Please contact Etienne Balmès ( and Léo Morin ( for more details

Context and Challenges

Airbus nacelle with piezo electric sensor to detect damages and their localsiation (C. Fendzi, 2016)
Airbus nacelle with piezo electric sensor to detect damages and their localsiation (C. Fendzi, 2016)

Mechanical waves propagating in a structure or a material interact with the interfaces present in volume or at their boundaries. The interfaces in the case of structures are contacts between mechanical parts whereas in a material, they characterize the microstructural heterogeneity. At an interface, the waves are partly reflected, partly transmitted. These effects lead to structured waves in the medium which locally can induce states of tensile stress. If this state of stress is sufficiently high, it leads to a damage of the medium: decohesion of the interface and initiation of porosity. The loaded interfaces can themselves re-structure the mechanical waves through the medium to a scale of the material or structure. This modification of wave structures is used to detect defects in the context of the health monitoring of components.

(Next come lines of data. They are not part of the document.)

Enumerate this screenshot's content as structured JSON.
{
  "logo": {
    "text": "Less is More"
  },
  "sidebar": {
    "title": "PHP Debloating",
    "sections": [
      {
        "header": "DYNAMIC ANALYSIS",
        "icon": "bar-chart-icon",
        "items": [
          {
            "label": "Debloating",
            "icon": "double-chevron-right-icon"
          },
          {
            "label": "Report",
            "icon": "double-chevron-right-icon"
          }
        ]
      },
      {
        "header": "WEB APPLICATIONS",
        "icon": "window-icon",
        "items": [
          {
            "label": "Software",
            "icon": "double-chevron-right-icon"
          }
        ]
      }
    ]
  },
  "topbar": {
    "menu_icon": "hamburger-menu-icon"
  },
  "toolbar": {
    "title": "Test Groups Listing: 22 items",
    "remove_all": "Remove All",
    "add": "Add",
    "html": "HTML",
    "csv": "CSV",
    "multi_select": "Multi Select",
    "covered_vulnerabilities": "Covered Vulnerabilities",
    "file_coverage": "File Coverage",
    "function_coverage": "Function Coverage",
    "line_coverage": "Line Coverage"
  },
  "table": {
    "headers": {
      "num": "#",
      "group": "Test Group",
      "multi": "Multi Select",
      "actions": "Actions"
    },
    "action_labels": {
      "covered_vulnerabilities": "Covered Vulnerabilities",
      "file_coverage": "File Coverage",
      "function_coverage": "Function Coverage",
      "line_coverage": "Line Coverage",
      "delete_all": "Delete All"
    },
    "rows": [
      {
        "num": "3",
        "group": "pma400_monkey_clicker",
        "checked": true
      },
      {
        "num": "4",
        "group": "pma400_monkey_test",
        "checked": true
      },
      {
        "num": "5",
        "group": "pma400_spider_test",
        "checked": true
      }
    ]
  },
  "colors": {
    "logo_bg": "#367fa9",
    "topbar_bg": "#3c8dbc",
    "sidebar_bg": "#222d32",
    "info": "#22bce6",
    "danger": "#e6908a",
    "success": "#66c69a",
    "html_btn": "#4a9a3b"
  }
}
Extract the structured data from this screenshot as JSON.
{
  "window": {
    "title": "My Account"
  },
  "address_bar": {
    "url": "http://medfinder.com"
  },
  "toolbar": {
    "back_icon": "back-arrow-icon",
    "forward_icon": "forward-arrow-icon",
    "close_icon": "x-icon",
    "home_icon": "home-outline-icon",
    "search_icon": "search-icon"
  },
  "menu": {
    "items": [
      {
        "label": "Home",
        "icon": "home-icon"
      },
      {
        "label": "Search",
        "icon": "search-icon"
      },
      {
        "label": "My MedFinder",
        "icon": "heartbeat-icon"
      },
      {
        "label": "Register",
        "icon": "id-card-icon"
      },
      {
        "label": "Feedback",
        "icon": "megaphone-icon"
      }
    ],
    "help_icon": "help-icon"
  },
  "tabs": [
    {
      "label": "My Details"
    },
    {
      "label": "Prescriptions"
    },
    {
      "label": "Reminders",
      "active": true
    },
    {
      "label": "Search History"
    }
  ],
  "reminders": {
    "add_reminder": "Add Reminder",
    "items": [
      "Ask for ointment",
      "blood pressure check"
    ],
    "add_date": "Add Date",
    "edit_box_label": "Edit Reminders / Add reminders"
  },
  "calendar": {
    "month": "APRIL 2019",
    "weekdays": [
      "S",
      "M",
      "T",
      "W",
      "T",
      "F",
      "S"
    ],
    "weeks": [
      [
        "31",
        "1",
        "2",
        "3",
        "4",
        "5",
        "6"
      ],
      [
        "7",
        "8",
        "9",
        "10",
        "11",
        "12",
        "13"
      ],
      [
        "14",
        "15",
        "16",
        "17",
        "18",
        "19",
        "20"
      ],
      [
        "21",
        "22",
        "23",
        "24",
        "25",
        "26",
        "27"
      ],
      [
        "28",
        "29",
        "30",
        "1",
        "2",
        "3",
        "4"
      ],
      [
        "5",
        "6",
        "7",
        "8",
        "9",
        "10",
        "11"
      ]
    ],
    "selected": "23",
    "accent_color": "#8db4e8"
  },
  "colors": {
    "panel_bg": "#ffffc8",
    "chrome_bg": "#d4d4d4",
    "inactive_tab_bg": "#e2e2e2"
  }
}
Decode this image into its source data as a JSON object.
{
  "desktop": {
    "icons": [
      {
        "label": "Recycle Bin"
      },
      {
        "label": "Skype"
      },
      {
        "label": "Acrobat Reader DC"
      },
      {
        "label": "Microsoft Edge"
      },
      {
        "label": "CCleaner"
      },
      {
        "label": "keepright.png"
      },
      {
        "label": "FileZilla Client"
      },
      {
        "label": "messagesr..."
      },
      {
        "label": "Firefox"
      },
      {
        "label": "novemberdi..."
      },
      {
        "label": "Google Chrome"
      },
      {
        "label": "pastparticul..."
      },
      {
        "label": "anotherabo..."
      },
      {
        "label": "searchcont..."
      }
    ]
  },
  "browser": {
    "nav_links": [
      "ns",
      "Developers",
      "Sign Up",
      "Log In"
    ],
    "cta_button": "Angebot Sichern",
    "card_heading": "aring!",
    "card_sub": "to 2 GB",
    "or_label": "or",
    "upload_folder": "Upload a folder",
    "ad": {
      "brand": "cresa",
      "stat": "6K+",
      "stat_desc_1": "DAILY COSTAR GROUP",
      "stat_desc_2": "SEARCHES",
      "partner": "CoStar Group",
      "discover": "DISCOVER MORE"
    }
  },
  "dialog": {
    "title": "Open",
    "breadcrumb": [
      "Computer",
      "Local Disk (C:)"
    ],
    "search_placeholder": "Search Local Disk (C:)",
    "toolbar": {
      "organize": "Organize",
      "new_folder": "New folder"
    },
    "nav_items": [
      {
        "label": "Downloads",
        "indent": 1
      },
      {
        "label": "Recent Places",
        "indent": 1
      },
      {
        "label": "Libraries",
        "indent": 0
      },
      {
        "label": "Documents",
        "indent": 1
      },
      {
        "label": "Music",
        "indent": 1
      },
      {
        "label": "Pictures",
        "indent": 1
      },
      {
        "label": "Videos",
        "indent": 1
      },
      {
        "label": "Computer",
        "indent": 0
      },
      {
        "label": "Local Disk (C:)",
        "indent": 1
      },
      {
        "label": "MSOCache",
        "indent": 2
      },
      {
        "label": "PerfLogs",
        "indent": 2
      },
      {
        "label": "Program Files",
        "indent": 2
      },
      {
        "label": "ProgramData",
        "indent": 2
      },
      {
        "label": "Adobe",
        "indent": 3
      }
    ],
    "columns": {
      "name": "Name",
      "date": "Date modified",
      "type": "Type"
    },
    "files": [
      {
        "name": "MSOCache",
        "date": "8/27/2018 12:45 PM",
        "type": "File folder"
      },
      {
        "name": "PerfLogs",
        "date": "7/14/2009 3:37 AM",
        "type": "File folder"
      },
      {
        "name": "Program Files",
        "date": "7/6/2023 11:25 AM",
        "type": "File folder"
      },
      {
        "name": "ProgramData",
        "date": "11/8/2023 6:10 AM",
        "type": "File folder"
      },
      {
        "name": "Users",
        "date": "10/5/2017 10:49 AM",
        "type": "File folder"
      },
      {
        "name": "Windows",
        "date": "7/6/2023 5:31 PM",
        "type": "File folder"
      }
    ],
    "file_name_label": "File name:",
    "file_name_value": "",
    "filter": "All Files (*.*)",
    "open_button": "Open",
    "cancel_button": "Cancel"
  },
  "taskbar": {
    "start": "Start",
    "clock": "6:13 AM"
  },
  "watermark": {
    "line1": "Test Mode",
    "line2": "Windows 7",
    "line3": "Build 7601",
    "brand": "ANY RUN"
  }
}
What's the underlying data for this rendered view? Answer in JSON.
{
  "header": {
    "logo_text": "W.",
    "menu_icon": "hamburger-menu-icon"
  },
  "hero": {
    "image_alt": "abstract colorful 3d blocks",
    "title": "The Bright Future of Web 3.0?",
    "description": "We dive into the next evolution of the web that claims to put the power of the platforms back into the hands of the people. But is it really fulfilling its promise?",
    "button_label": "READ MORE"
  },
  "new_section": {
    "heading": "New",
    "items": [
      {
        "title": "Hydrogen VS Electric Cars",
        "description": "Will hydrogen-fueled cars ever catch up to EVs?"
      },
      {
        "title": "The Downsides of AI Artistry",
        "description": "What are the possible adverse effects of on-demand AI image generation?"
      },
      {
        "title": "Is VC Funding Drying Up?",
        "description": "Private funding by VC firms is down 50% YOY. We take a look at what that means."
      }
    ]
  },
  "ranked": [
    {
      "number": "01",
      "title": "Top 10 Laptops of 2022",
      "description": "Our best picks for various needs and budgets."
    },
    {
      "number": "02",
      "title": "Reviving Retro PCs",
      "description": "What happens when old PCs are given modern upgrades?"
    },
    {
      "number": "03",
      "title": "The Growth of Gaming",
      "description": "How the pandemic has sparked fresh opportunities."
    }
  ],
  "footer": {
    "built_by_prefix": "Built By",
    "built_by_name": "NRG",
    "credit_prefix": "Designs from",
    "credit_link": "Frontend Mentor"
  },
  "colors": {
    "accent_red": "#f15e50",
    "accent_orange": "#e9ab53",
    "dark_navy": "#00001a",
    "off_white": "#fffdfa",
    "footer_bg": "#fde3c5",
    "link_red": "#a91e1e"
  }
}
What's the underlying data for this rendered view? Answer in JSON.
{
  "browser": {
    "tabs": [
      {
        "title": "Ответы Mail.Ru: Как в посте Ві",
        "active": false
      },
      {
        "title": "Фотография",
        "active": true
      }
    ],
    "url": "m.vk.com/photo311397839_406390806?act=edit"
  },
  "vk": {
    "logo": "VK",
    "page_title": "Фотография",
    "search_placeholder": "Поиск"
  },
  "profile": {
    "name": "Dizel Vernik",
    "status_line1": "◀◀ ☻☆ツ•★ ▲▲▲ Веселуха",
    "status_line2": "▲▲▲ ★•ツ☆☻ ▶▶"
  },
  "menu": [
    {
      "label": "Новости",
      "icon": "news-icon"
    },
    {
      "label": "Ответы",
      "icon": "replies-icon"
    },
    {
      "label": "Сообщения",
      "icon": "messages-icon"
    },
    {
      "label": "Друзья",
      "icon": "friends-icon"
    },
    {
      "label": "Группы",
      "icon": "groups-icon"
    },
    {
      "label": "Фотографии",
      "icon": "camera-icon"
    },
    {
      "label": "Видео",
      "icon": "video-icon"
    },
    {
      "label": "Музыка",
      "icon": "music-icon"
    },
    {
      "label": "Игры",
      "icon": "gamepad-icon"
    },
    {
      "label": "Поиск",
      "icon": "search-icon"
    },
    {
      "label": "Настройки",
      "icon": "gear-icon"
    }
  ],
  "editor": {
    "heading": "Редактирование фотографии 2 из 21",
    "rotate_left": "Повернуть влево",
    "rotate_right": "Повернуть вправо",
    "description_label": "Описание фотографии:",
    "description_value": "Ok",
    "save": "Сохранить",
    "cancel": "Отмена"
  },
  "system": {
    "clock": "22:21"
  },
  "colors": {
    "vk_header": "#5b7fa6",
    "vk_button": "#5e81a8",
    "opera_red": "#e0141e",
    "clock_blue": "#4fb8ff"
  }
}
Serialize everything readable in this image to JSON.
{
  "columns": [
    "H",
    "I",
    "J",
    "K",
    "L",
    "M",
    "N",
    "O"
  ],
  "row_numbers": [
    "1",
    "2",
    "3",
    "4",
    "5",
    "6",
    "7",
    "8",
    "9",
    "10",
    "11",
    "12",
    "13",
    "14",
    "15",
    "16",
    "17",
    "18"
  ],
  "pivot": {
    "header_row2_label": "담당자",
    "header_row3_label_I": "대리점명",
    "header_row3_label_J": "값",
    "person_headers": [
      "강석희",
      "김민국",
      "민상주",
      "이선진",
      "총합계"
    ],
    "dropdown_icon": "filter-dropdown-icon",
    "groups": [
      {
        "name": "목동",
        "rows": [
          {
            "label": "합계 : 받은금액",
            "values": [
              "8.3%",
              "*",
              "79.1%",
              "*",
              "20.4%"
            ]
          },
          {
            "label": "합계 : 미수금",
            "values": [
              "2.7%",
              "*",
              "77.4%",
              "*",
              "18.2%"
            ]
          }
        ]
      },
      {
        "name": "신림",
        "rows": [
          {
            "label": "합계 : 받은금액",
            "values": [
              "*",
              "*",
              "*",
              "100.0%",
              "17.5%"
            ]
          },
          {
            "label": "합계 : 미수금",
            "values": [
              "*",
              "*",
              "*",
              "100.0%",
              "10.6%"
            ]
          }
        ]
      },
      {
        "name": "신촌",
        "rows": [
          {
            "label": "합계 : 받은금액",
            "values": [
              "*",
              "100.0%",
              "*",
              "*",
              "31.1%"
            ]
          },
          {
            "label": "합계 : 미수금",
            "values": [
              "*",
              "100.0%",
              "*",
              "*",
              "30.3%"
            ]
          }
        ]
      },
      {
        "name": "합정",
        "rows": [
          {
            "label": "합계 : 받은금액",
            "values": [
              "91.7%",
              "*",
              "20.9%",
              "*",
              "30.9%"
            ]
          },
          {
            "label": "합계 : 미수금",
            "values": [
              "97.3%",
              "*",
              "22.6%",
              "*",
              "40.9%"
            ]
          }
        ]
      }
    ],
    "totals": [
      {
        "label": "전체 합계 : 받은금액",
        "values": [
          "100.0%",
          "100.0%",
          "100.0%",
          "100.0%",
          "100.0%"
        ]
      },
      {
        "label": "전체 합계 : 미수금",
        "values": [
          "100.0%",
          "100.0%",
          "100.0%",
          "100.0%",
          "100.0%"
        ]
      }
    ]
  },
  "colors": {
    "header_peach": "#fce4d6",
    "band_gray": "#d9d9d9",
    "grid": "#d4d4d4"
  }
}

Specific features at PIMM
The Laser research group has been working on Laser Shock for a long time with two applications: Laser Shock Peening and Laser Shock Adhesion Test. Thanks to the Shock Laser platform, the laser research group is now able to produce damage at specific locations in the microstructure to test the adhesion of interfaces or create controlled damage. In addition, the P&C research group is studying the damage of laminated long-fiber composites during high speed dynamic loading. The Comet research group uses an ultrasonic fatigue machine to study fatigue at very large numbers of cycles. Lastly, the Dysco research group has been working on long-time vibration phenomena and their interactions with non linear contacts as well as on the detection of defects by analysis of the wave structure. In all these studies, it is necessary to know the stress state to go back to the conditions of initiation and development of the damage. The associated dissipative phenomena are also the object of study when one is interested in the energy dissipated in fatigue or to reduce the vibrations in transport. This inter research group project therefore reflects PIMM's desire to share common tools for modeling and numerical simulation in order to better understand the dynamic effects in the presence of interfaces to access damage and energy dissipation. From an experimental point of view, the PIMM has mechanical testing machines to vary the strain rate in a wide range: quasi-static machine (strain rate <1 s-1), very high speed machine (1 s-1 < strain rate <100 s-1), Hopkinson bars (100 s -1 < strain rate <1000 s-1), laser shock (105 s-1 < strain rate).

Scientific issues
PIMM Lab addresses the following scientific questions:
• How to predict the stress state in non elastic media with mechanical waves and its change as a function of the medium damage ?
• How to model the wave structure changes and use them to detect defects ?

Some collaborative projects


2018-2022 ANR GIGADEF

2017-2020 ANR MONARQUE

2018-2013 H2020 REMAP

Industrial Partners : AIRBUS, PEUGEOT, SNCF, THALES, ...